Look over the lines below. Report each one that includes the string "Colleges".
★ ★ ★
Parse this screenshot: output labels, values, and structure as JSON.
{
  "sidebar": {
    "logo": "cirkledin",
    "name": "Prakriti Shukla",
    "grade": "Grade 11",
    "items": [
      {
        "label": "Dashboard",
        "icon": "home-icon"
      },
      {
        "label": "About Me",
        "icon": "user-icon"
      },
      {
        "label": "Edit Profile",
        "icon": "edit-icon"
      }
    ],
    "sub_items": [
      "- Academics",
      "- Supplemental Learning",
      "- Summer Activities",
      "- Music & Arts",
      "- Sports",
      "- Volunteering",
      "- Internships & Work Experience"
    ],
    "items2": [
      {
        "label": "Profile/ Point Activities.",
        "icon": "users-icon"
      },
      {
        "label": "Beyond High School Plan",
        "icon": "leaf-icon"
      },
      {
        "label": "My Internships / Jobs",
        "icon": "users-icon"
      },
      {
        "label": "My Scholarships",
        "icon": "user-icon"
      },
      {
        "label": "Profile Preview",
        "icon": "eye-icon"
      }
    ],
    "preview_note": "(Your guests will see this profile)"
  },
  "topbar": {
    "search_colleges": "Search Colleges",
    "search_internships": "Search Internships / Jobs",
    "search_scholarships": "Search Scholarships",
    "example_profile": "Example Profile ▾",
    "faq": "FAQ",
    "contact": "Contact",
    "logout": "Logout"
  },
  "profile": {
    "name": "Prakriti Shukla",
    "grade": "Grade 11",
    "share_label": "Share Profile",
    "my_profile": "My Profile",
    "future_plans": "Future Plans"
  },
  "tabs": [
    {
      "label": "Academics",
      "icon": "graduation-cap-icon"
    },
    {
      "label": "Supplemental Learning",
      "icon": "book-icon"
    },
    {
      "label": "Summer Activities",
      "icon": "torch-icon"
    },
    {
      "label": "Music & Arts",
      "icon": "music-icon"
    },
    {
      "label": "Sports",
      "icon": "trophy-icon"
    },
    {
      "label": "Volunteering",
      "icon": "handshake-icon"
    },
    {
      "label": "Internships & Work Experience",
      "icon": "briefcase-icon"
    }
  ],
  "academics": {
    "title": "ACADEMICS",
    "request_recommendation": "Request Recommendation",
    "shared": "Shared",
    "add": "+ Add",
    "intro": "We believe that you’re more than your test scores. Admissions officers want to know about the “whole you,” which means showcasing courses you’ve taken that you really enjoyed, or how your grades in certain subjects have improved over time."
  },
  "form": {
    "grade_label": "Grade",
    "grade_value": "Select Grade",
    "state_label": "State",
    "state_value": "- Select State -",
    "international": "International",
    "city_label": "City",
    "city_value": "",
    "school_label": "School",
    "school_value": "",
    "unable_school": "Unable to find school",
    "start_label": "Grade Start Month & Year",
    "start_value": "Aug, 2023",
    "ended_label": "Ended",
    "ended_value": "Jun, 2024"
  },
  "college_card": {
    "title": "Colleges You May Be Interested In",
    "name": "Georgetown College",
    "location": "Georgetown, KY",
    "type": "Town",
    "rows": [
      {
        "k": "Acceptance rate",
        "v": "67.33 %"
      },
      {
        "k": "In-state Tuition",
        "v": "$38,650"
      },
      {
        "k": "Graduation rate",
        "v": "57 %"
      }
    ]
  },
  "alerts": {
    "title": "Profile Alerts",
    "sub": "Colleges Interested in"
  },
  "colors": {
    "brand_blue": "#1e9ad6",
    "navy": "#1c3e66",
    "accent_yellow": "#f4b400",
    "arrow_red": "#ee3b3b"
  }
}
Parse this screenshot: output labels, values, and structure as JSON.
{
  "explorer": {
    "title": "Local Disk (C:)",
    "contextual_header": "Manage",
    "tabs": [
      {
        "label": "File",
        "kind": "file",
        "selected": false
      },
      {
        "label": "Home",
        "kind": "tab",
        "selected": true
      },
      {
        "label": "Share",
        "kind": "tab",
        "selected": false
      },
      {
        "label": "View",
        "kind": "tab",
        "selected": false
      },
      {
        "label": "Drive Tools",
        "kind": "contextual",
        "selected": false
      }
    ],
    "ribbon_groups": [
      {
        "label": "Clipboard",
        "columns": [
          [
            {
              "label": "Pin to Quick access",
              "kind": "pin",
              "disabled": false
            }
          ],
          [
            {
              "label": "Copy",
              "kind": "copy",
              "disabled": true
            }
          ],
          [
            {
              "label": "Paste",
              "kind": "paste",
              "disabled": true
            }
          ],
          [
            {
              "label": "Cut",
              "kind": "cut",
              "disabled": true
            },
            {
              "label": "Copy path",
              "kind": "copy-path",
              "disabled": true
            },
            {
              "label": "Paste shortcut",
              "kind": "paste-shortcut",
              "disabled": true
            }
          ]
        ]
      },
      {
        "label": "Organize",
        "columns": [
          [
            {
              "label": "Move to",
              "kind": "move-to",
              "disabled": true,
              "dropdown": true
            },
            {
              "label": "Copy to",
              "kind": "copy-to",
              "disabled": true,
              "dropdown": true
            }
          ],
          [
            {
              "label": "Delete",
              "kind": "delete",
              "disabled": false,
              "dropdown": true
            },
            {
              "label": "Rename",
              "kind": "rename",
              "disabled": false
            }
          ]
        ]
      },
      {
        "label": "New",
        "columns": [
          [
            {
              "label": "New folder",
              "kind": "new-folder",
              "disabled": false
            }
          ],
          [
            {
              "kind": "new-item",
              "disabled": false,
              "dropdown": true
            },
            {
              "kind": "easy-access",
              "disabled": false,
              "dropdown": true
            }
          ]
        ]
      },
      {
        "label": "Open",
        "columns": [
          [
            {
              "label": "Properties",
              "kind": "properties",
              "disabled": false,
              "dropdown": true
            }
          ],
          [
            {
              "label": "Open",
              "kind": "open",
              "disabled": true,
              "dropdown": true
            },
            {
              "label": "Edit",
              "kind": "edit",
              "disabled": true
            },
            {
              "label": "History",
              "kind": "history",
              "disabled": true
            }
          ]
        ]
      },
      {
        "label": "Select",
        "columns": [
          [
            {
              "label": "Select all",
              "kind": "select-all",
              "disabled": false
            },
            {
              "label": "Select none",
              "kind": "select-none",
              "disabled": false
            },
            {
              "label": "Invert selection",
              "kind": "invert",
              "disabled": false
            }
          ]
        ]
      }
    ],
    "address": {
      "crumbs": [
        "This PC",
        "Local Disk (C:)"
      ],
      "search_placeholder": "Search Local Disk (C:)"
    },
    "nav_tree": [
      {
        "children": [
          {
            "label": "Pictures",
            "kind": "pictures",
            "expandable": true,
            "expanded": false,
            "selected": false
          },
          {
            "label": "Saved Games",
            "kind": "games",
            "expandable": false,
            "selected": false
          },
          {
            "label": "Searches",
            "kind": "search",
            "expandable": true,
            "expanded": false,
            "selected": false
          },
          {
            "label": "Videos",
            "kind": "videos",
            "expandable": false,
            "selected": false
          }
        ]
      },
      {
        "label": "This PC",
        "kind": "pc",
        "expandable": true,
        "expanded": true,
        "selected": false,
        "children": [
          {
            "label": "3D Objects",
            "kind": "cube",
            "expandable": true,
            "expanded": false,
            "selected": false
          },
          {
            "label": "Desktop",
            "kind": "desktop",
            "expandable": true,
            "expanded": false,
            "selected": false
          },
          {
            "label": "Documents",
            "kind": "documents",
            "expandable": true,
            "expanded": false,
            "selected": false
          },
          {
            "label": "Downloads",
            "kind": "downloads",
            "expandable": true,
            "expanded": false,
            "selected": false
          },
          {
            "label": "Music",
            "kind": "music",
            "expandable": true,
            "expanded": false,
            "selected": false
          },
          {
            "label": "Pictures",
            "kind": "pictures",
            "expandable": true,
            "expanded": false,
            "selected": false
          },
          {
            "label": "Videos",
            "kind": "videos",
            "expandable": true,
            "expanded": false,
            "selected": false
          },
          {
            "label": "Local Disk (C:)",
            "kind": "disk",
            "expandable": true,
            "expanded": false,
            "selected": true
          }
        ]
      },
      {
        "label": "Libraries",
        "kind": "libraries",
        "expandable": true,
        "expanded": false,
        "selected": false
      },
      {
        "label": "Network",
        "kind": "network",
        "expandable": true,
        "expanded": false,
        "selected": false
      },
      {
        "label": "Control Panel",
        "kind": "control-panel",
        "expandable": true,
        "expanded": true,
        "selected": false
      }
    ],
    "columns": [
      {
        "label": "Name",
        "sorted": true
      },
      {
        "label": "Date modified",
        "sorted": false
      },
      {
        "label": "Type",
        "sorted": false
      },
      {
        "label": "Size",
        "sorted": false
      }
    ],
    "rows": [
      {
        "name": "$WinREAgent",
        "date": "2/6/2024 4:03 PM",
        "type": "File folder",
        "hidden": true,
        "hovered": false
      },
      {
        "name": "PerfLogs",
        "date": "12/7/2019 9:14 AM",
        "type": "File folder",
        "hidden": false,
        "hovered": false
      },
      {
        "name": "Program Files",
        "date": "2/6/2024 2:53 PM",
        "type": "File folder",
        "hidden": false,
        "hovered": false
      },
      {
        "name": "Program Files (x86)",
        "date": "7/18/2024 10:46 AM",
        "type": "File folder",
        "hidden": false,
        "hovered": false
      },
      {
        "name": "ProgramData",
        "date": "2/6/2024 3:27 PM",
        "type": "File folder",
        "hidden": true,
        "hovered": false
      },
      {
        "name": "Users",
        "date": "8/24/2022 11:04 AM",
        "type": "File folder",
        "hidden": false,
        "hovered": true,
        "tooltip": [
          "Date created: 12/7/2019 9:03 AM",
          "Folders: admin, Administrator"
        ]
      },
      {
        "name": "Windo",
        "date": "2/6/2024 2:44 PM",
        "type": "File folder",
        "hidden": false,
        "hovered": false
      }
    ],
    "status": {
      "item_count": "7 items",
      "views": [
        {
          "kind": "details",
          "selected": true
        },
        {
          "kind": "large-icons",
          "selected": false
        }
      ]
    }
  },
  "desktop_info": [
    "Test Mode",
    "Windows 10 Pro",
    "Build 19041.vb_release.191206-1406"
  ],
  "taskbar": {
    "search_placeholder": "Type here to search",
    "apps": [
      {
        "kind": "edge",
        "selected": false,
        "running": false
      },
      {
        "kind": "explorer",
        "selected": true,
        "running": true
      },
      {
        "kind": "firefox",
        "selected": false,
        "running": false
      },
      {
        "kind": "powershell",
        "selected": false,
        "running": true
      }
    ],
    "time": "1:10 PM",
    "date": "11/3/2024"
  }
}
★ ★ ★
◆ **Problem solution**
    "search_colleges": "Search Colleges",
    "title": "Colleges You May Be Interested In",
    "sub": "Colleges Interested in"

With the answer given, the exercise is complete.